Kellogg looks to heat schools with wood
KELLOGG, Idaho – The grandiose mountain scenery has helped lure new teachers to this cash-strapped school district. Now, the thick forests that cover these mountains could soon be used to heat the schools and protect the district from budget-blowing energy price increases.
If voters approve, the Kellogg School District will soon begin heating some of its buildings with wood chips and spindly trees. Superintendent Greg Godwin said it didn’t seem to make sense to write checks to Avista for up to $16,000 a month for natural gas while being surrounded by so much potential fuel.
“When we see each fall the slash piles burning and the smoke covering the Silver Valley, if we can utilize that for the schools, that would certainly be a plus for the community,” Godwin said.
Other schools across the Northwest are watching Kellogg carefully, said David Naccarato, who works for the international technology company Siemens, which is designing the biomass boiler system for the district. “I just got back from Eastern Oregon – they all want to know about Kellogg’s project,” he said.
A similar system is already up and running at the school in Darby, Mont., and has cut the district’s heating bill by about 70 percent. The Council School District near McCall, Idaho, recently became the first in the state to switch to biomass heat, Naccarato said. On Friday, the school will fire up its new furnace, which runs on wood chips. The district expected to pay about $30 per ton for the wood chips, but has already received a large amount of free fuel. Many landowners have donated branches, slash piles and spindly trees from forest thinning projects in the area, Naccarato said. The wood would otherwise simply be piled and burned or allowed to rot.
“We’ve not had any problem getting fuel,” Naccarato said. “There’s more than enough. … In fact, we’ve been told we’re the Saudi Arabia of biomass.”
Actually, there might be too much fuel in the Silver Valley, said Randy Swick, district ranger with the U.S. Forest Service. The agency has numerous forest thinning projects planned for federal lands immediately surrounding communities here, including large projects in the Two Mile and Placer creek drainages. Being able to sell the brush – even for a modest profit – would only add more financial incentive for logging firms interested in competing for the projects, Swick said.
The Kellogg biomass system would burn about 600 tons of wood chips each year. For now, only the middle school, administration building and possibly one elementary school would be hooked up to the hot-water boiler system, Godwin said. But other businesses and organizations in the community are in discussions now with the district to possibly connect to the system and purchase heat from the school.
The project is bundled inside a $9.5 million bond request going to voters on Nov. 1. The bond will also pay for a variety of improvements at the schools, many of them designed to boost energy efficiency, Godwin said. Voters will be asked to repay only $5.4 million on the bond, with the rest coming from grants, subsidies and a $3.3 million energy cost savings being guaranteed by Siemens over the course of the 20-year bond.

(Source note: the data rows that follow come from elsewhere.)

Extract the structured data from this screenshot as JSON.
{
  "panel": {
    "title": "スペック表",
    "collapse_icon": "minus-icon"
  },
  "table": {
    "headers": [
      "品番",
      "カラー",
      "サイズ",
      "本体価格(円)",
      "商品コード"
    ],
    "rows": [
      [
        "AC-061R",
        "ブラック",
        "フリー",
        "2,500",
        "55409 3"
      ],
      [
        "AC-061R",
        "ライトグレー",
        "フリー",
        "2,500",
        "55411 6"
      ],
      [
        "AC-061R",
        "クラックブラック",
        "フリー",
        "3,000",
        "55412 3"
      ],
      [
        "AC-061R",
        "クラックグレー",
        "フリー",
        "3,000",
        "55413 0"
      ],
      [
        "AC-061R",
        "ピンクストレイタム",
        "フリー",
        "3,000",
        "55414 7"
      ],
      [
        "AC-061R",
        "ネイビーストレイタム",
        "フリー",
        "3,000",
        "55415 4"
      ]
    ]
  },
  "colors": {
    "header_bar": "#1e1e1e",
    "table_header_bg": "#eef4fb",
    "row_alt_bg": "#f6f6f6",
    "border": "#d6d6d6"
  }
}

The owner of a $150,000 house would pay about $52 more in taxes each year to fund the bond, according to figures provided by Godwin. On Monday, the school received a $380,000 grant from the Fuels for Schools program of the U.S. Forest Service and the Idaho Department of Lands. The grant will be forfeited if voters reject the bond, Godwin said.
Convincing the required super-majority of voters to approve the project might not be easy, but Godwin said the energy cost savings are dramatic. The district currently uses natural gas, which costs about $8 for a million British thermal units worth of energy. The same amount of heat from biomass would cost between $2 and $3.
With the price of natural gas going up another 25 percent, Godwin said he can’t help but cringe a bit every time the schools’ furnaces kick on – especially with so much potential heat growing on the nearby slopes.